▶ **Your instructions**
A verbatim restatement of the data, free of pictures, is what you should output.

[Data records for software interfaces]

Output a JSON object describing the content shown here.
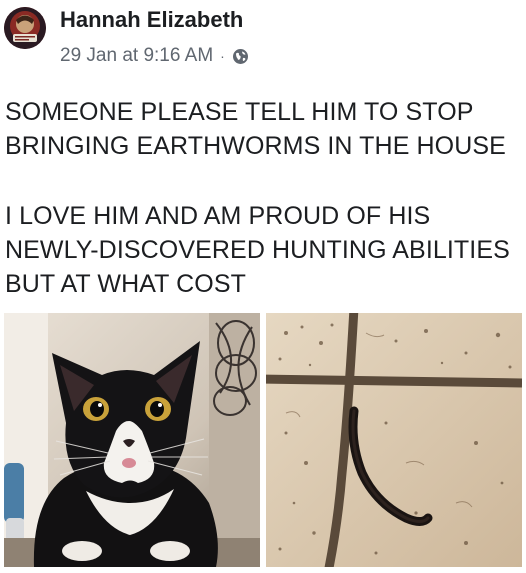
{
  "post": {
    "author": "Hannah Elizabeth",
    "timestamp": "29 Jan at 9:16 AM",
    "separator": "·",
    "privacy_icon": "globe-icon",
    "paragraph1": [
      "SOMEONE PLEASE TELL HIM TO STOP",
      "BRINGING EARTHWORMS IN THE HOUSE"
    ],
    "paragraph2": [
      "I LOVE HIM AND AM PROUD OF HIS",
      "NEWLY-DISCOVERED HUNTING ABILITIES",
      "BUT AT WHAT COST"
    ]
  },
  "photos": [
    {
      "subject": "black-and-white-cat"
    },
    {
      "subject": "earthworm-on-tile-floor"
    }
  ],
  "colors": {
    "text": "#1c1e21",
    "meta": "#606770"
  }
}
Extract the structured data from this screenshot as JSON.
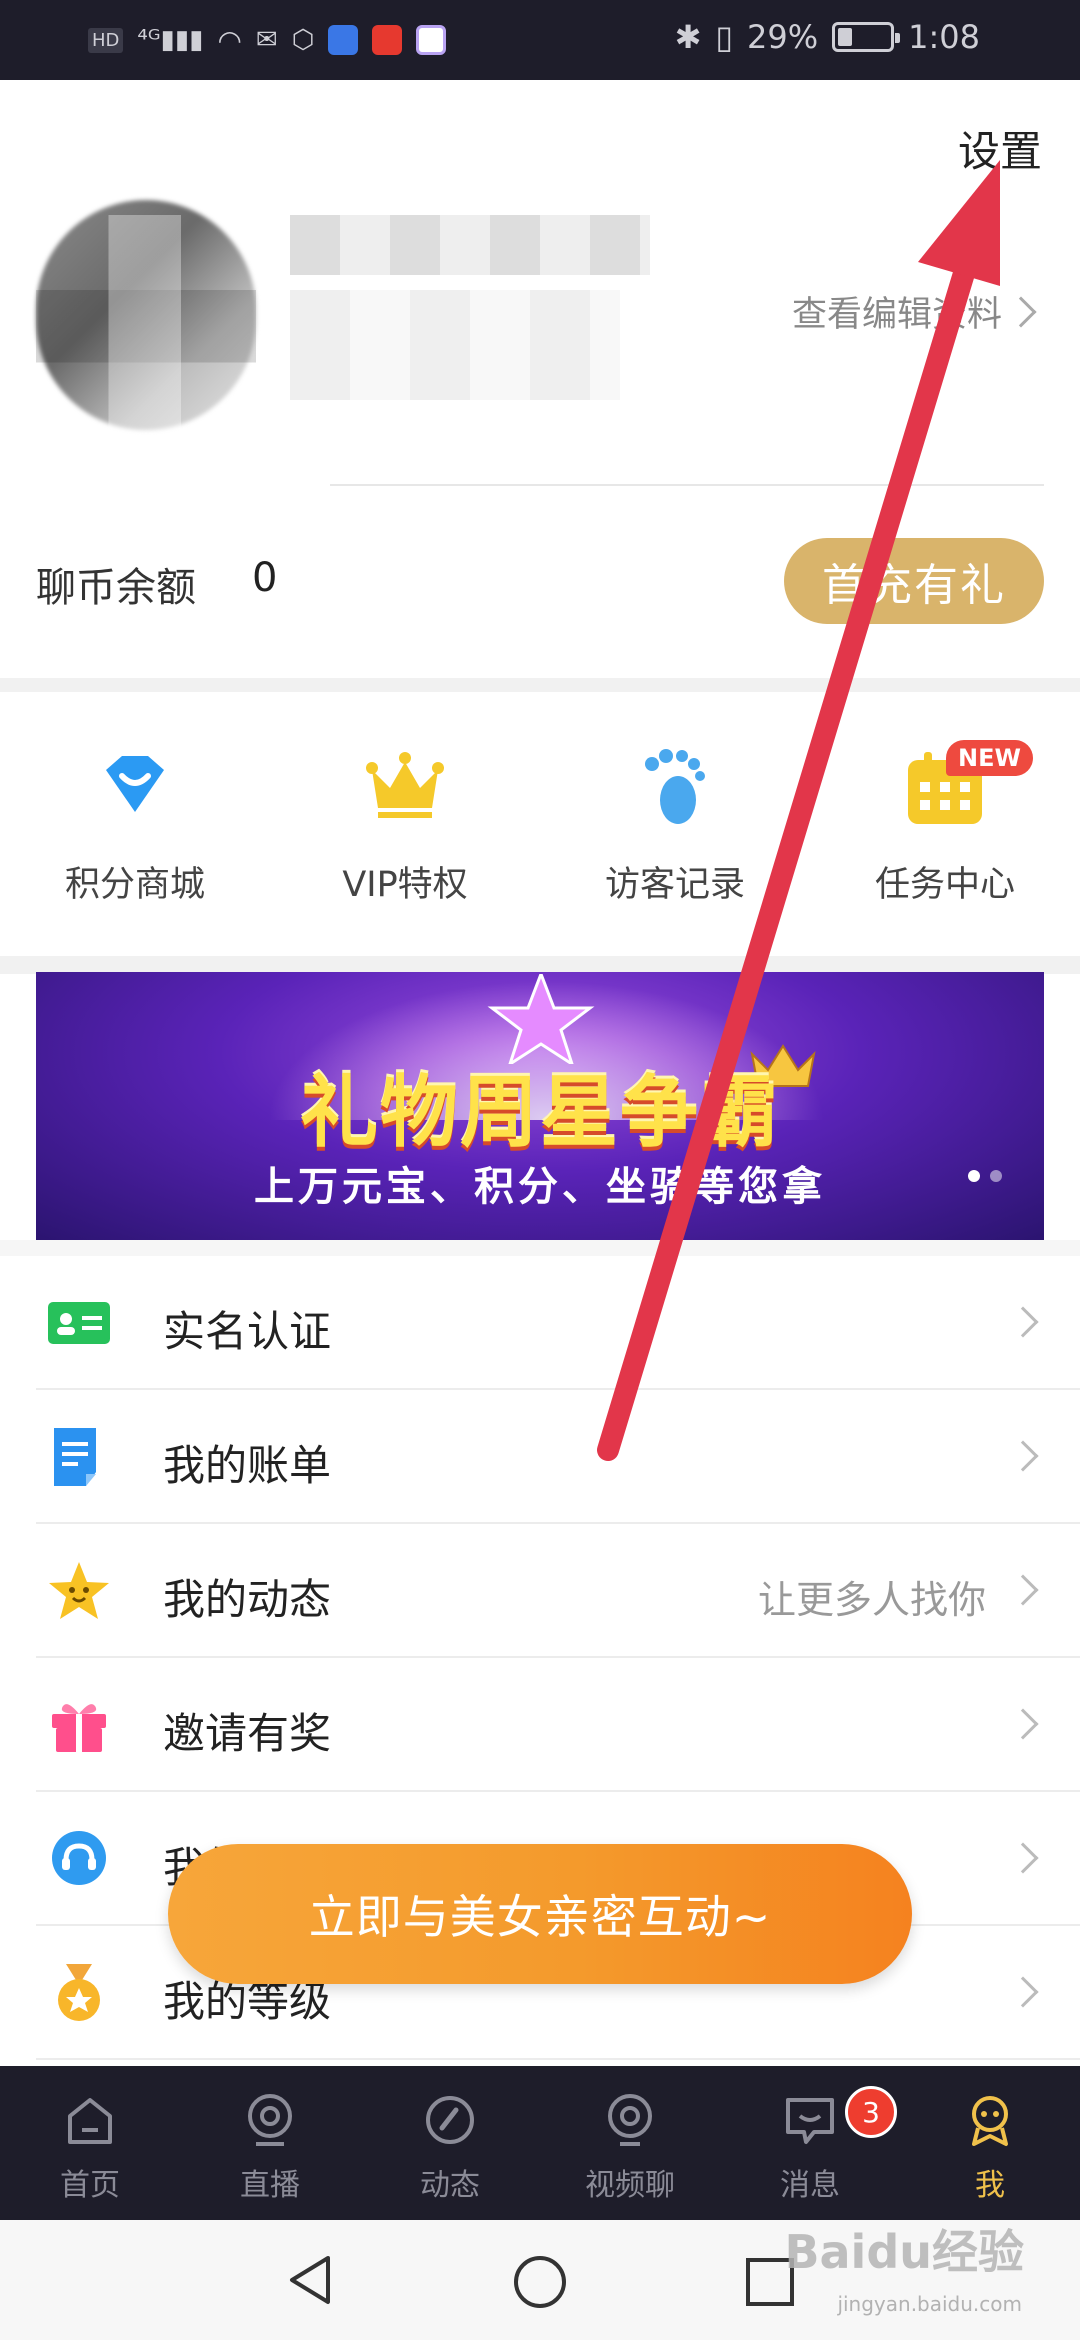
{
  "status_bar": {
    "left_chip": "HD",
    "signal": "⁴ᴳ▮▮▮",
    "battery_pct": "29%",
    "time": "1:08",
    "battery_level": 0.29
  },
  "header": {
    "settings_label": "设置",
    "edit_profile_label": "查看编辑资料"
  },
  "balance": {
    "label": "聊币余额",
    "value": "0",
    "recharge_label": "首充有礼"
  },
  "quick_actions": [
    {
      "label": "积分商城",
      "icon": "shop-bag-icon",
      "color": "#2b9af3"
    },
    {
      "label": "VIP特权",
      "icon": "crown-icon",
      "color": "#f5c92a"
    },
    {
      "label": "访客记录",
      "icon": "footprint-icon",
      "color": "#4aa8ee"
    },
    {
      "label": "任务中心",
      "icon": "calendar-icon",
      "color": "#f5c92a",
      "badge": "NEW"
    }
  ],
  "banner": {
    "title": "礼物周星争霸",
    "subtitle": "上万元宝、积分、坐骑等您拿"
  },
  "menu": [
    {
      "label": "实名认证",
      "icon": "id-card-icon",
      "hint": ""
    },
    {
      "label": "我的账单",
      "icon": "bill-icon",
      "hint": ""
    },
    {
      "label": "我的动态",
      "icon": "star-icon",
      "hint": "让更多人找你"
    },
    {
      "label": "邀请有奖",
      "icon": "gift-icon",
      "hint": ""
    },
    {
      "label": "我的客服",
      "icon": "service-icon",
      "hint": ""
    },
    {
      "label": "我的等级",
      "icon": "medal-icon",
      "hint": ""
    }
  ],
  "promo": {
    "label": "立即与美女亲密互动~"
  },
  "bottom_nav": [
    {
      "label": "首页",
      "icon": "home-icon"
    },
    {
      "label": "直播",
      "icon": "live-icon"
    },
    {
      "label": "动态",
      "icon": "moments-icon"
    },
    {
      "label": "视频聊",
      "icon": "video-chat-icon"
    },
    {
      "label": "消息",
      "icon": "message-icon",
      "badge": "3"
    },
    {
      "label": "我",
      "icon": "profile-icon",
      "active": true
    }
  ],
  "watermark": {
    "brand": "Baidu经验",
    "url": "jingyan.baidu.com"
  },
  "colors": {
    "dark_bar": "#1e1d2a",
    "gold": "#d9b46b",
    "active_nav": "#f0c14b",
    "promo": "#f5821f",
    "arrow": "#e2364a"
  }
}
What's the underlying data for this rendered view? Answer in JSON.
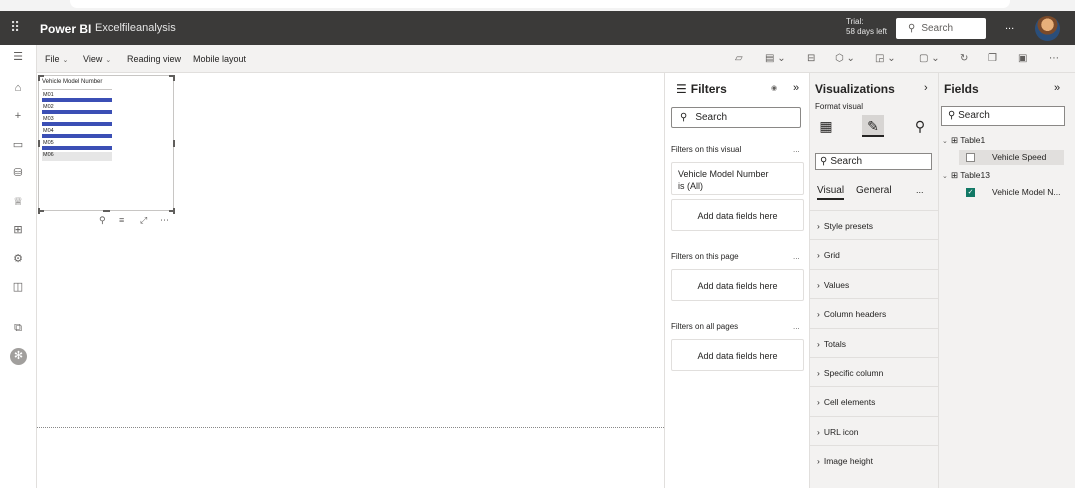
{
  "topbar": {
    "brand": "Power BI",
    "report_name": "Excelfileanalysis",
    "trial_label": "Trial:",
    "trial_days": "58 days left",
    "search_placeholder": "Search",
    "more_label": "..."
  },
  "ribbon": {
    "file": "File",
    "view": "View",
    "reading_view": "Reading view",
    "mobile_layout": "Mobile layout"
  },
  "visual": {
    "title": "Vehicle Model Number",
    "items": [
      "M01",
      "M02",
      "M03",
      "M04",
      "M05",
      "M06"
    ],
    "selected_index": 5
  },
  "filters": {
    "title": "Filters",
    "search_placeholder": "Search",
    "on_visual": "Filters on this visual",
    "filter_field": "Vehicle Model Number",
    "filter_value": "is (All)",
    "add_fields": "Add data fields here",
    "on_page": "Filters on this page",
    "on_all_pages": "Filters on all pages",
    "more": "..."
  },
  "visualizations": {
    "title": "Visualizations",
    "format_visual": "Format visual",
    "search_placeholder": "Search",
    "tab_visual": "Visual",
    "tab_general": "General",
    "more": "...",
    "sections": [
      "Style presets",
      "Grid",
      "Values",
      "Column headers",
      "Totals",
      "Specific column",
      "Cell elements",
      "URL icon",
      "Image height"
    ]
  },
  "fields": {
    "title": "Fields",
    "search_placeholder": "Search",
    "tables": [
      {
        "name": "Table1",
        "fields": [
          {
            "name": "Vehicle Speed",
            "checked": false
          }
        ]
      },
      {
        "name": "Table13",
        "fields": [
          {
            "name": "Vehicle Model N...",
            "checked": true
          }
        ]
      }
    ]
  },
  "colors": {
    "topbar": "#3b3a39",
    "slicer_bar": "#3b4fb5",
    "check": "#117865"
  }
}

▶ **Written response**
Output a JSON object describing the content shown here.
{
  "post": {
    "author": "Hannah Elizabeth",
    "timestamp": "29 Jan at 9:16 AM",
    "separator": "·",
    "privacy_icon": "globe-icon",
    "paragraph1": [
      "SOMEONE PLEASE TELL HIM TO STOP",
      "BRINGING EARTHWORMS IN THE HOUSE"
    ],
    "paragraph2": [
      "I LOVE HIM AND AM PROUD OF HIS",
      "NEWLY-DISCOVERED HUNTING ABILITIES",
      "BUT AT WHAT COST"
    ]
  },
  "photos": [
    {
      "subject": "black-and-white-cat"
    },
    {
      "subject": "earthworm-on-tile-floor"
    }
  ],
  "colors": {
    "text": "#1c1e21",
    "meta": "#606770"
  }
}
Extract the structured data from this screenshot as JSON.
{
  "status_bar": {
    "left_chip": "HD",
    "signal": "⁴ᴳ▮▮▮",
    "battery_pct": "29%",
    "time": "1:08",
    "battery_level": 0.29
  },
  "header": {
    "settings_label": "设置",
    "edit_profile_label": "查看编辑资料"
  },
  "balance": {
    "label": "聊币余额",
    "value": "0",
    "recharge_label": "首充有礼"
  },
  "quick_actions": [
    {
      "label": "积分商城",
      "icon": "shop-bag-icon",
      "color": "#2b9af3"
    },
    {
      "label": "VIP特权",
      "icon": "crown-icon",
      "color": "#f5c92a"
    },
    {
      "label": "访客记录",
      "icon": "footprint-icon",
      "color": "#4aa8ee"
    },
    {
      "label": "任务中心",
      "icon": "calendar-icon",
      "color": "#f5c92a",
      "badge": "NEW"
    }
  ],
  "banner": {
    "title": "礼物周星争霸",
    "subtitle": "上万元宝、积分、坐骑等您拿"
  },
  "menu": [
    {
      "label": "实名认证",
      "icon": "id-card-icon",
      "hint": ""
    },
    {
      "label": "我的账单",
      "icon": "bill-icon",
      "hint": ""
    },
    {
      "label": "我的动态",
      "icon": "star-icon",
      "hint": "让更多人找你"
    },
    {
      "label": "邀请有奖",
      "icon": "gift-icon",
      "hint": ""
    },
    {
      "label": "我的客服",
      "icon": "service-icon",
      "hint": ""
    },
    {
      "label": "我的等级",
      "icon": "medal-icon",
      "hint": ""
    }
  ],
  "promo": {
    "label": "立即与美女亲密互动~"
  },
  "bottom_nav": [
    {
      "label": "首页",
      "icon": "home-icon"
    },
    {
      "label": "直播",
      "icon": "live-icon"
    },
    {
      "label": "动态",
      "icon": "moments-icon"
    },
    {
      "label": "视频聊",
      "icon": "video-chat-icon"
    },
    {
      "label": "消息",
      "icon": "message-icon",
      "badge": "3"
    },
    {
      "label": "我",
      "icon": "profile-icon",
      "active": true
    }
  ],
  "watermark": {
    "brand": "Baidu经验",
    "url": "jingyan.baidu.com"
  },
  "colors": {
    "dark_bar": "#1e1d2a",
    "gold": "#d9b46b",
    "active_nav": "#f0c14b",
    "promo": "#f5821f",
    "arrow": "#e2364a"
  }
}
What's the underlying data for this rendered view? Answer in JSON.
{
  "topbar": {
    "brand": "Power BI",
    "report_name": "Excelfileanalysis",
    "trial_label": "Trial:",
    "trial_days": "58 days left",
    "search_placeholder": "Search",
    "more_label": "..."
  },
  "ribbon": {
    "file": "File",
    "view": "View",
    "reading_view": "Reading view",
    "mobile_layout": "Mobile layout"
  },
  "visual": {
    "title": "Vehicle Model Number",
    "items": [
      "M01",
      "M02",
      "M03",
      "M04",
      "M05",
      "M06"
    ],
    "selected_index": 5
  },
  "filters": {
    "title": "Filters",
    "search_placeholder": "Search",
    "on_visual": "Filters on this visual",
    "filter_field": "Vehicle Model Number",
    "filter_value": "is (All)",
    "add_fields": "Add data fields here",
    "on_page": "Filters on this page",
    "on_all_pages": "Filters on all pages",
    "more": "..."
  },
  "visualizations": {
    "title": "Visualizations",
    "format_visual": "Format visual",
    "search_placeholder": "Search",
    "tab_visual": "Visual",
    "tab_general": "General",
    "more": "...",
    "sections": [
      "Style presets",
      "Grid",
      "Values",
      "Column headers",
      "Totals",
      "Specific column",
      "Cell elements",
      "URL icon",
      "Image height"
    ]
  },
  "fields": {
    "title": "Fields",
    "search_placeholder": "Search",
    "tables": [
      {
        "name": "Table1",
        "fields": [
          {
            "name": "Vehicle Speed",
            "checked": false
          }
        ]
      },
      {
        "name": "Table13",
        "fields": [
          {
            "name": "Vehicle Model N...",
            "checked": true
          }
        ]
      }
    ]
  },
  "colors": {
    "topbar": "#3b3a39",
    "slicer_bar": "#3b4fb5",
    "check": "#117865"
  }
}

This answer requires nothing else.